Wednesday, July 17, 2013

What Your Research Won't Tell You

Grab this related post Widget!
A lot of my writing these days is devoted to articles for International Living. For those of you interested in the possibility of living abroad I encourage you to sign up for daily Postcards delivered free to your email inbox. To do so just go to to do so.

I think you'll enjoy this one I wrote that was just published today:


Much has been written in International Living by me and others about the tangible benefits of living in Cuenca, Ecuador—the low cost of living, the temperate climate, the lovely colonial architecture, excellent medical care, and cultural amenities plus modern conveniences.

So perhaps you already know that on a budget of around $1,800 per month, my wife Cynthia and I live in a beautiful two-story penthouse apartment with expansive views of the city.

Or that we may spontaneously decide to catch a $2 taxi to enjoy a free symphony performance, then stroll home in the cool evening air.

Maybe you’ve read how I can call any of our doctors on their personal cell phones to make a $25 appointment to see them today—no waiting around.

Or that a healthier lifestyle is easy to have here with fresh, inexpensive produce readily available at markets throughout the city and good, filling lunches abounding from as little as $2.

They’re all wonderful aspects of living in Cuenca, for sure. But there are some other intangible, but equally compelling, aspects of life in this beautiful city that your research won’t turn up—things that reveal themselves slowly as you adjust to a new culture and settle in to your adventure abroad.

If you’re leaving behind a hectic lifestyle filled with the constant pressure of appointments and deadlines…one where you’re always in a hurry to finish what’s in front of you so you can hurriedly move on to the “next thing”…the pace of life here will surprise you.

When you arrive, things are still stressful…for a short time at least. After all, you’re in a new city in a foreign country where the locals speak a different language. You need to learn your way around…apply for a visa…form relationships.

But after clearing those initial hurdles, it begins to feel like a heavy weight has been lifted from your shoulders. You can breathe again—you can finally relax. You can’t remember when (or if) you have ever experienced such peace.
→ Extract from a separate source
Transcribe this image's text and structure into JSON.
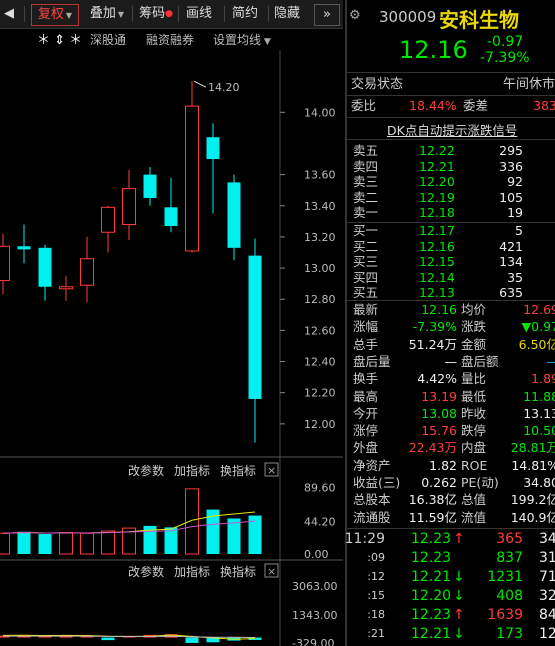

And you can get back to what’s really important. In my previous life I never gave myself permission for much of a social life because I had neither the time nor the energy. But in Cuenca, I have made so many wonderful friendships in the last three years that I feel like I have a “second family” here. I’m blessed to associate these days with folks with whom I share common interests and that I truly care about.

It’s all because I now have the time to move past cocktail party patter like, “So what do you do?” …and really get to know people over leisurely two-hour lunches and casual get-togethers.

But the biggest surprise of living in Cuenca has been the discovery of the basic goodness of the Ecuadorians. Our hosts are kind, humble, and generous. Smiling taxi drivers help unload groceries from their trunk. The lady at the dry cleaners waves every time I walk past. Merchants patiently listen and try to understand as you mangle the language.

So yes, the tangible benefits of living here are great…but it’s the intangibles that really make the difference.

Stress is no longer a part of your vocabulary. You have time to do what you want to do…when you want to do it. Deep relationships are an integral part of your life instead of an afterthought. And you find yourself immersed in a culture that readily supports your new, easier lifestyle.

1 comment:

Trinetti said...

Thanks for sharing, Edd! Saw this on as well.

I'm currently in Cuenca, doing research and traveling around country for a forthcoming storybook about Ecuador. One thing we're most interested in is the retiree/expat community here...was wondering if you were in Cuenca now and was interested in meeting up for a coffee/drink to be interviewed for the book? My email is Thanks in advance!